**What to produce**
Verbatim copy, images excluded: write out each record shown below.

═════ Given information ═════

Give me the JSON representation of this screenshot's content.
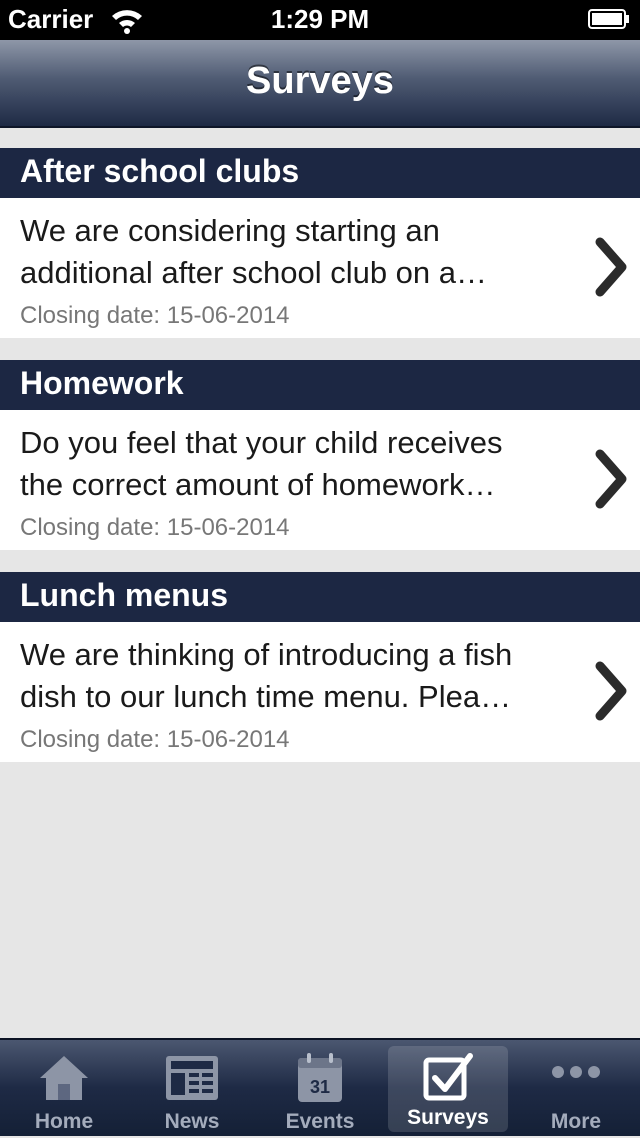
{
  "status_bar": {
    "carrier": "Carrier",
    "time": "1:29 PM"
  },
  "nav": {
    "title": "Surveys"
  },
  "surveys": [
    {
      "title": "After school clubs",
      "description": "We are considering starting an additional after school club on a…",
      "closing": "Closing date: 15-06-2014"
    },
    {
      "title": "Homework",
      "description": "Do you feel that your child receives the correct amount of homework…",
      "closing": "Closing date: 15-06-2014"
    },
    {
      "title": "Lunch menus",
      "description": "We are thinking of introducing a fish dish to our lunch time menu.  Plea…",
      "closing": "Closing date: 15-06-2014"
    }
  ],
  "tab_bar": {
    "tabs": [
      {
        "label": "Home",
        "icon": "home-icon"
      },
      {
        "label": "News",
        "icon": "news-icon"
      },
      {
        "label": "Events",
        "icon": "calendar-icon",
        "icon_text": "31"
      },
      {
        "label": "Surveys",
        "icon": "checkbox-icon",
        "selected": true
      },
      {
        "label": "More",
        "icon": "more-dots-icon"
      }
    ]
  },
  "colors": {
    "header_navy": "#1c2743",
    "background": "#e6e6e6",
    "closing_text": "#777777"
  }
}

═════

**Answer to the exercise**
Give me the JSON representation of this screenshot's content.
{
  "status_bar": {
    "carrier": "Carrier",
    "time": "1:29 PM"
  },
  "nav": {
    "title": "Surveys"
  },
  "surveys": [
    {
      "title": "After school clubs",
      "description": "We are considering starting an additional after school club on a…",
      "closing": "Closing date: 15-06-2014"
    },
    {
      "title": "Homework",
      "description": "Do you feel that your child receives the correct amount of homework…",
      "closing": "Closing date: 15-06-2014"
    },
    {
      "title": "Lunch menus",
      "description": "We are thinking of introducing a fish dish to our lunch time menu.  Plea…",
      "closing": "Closing date: 15-06-2014"
    }
  ],
  "tab_bar": {
    "tabs": [
      {
        "label": "Home",
        "icon": "home-icon"
      },
      {
        "label": "News",
        "icon": "news-icon"
      },
      {
        "label": "Events",
        "icon": "calendar-icon",
        "icon_text": "31"
      },
      {
        "label": "Surveys",
        "icon": "checkbox-icon",
        "selected": true
      },
      {
        "label": "More",
        "icon": "more-dots-icon"
      }
    ]
  },
  "colors": {
    "header_navy": "#1c2743",
    "background": "#e6e6e6",
    "closing_text": "#777777"
  }
}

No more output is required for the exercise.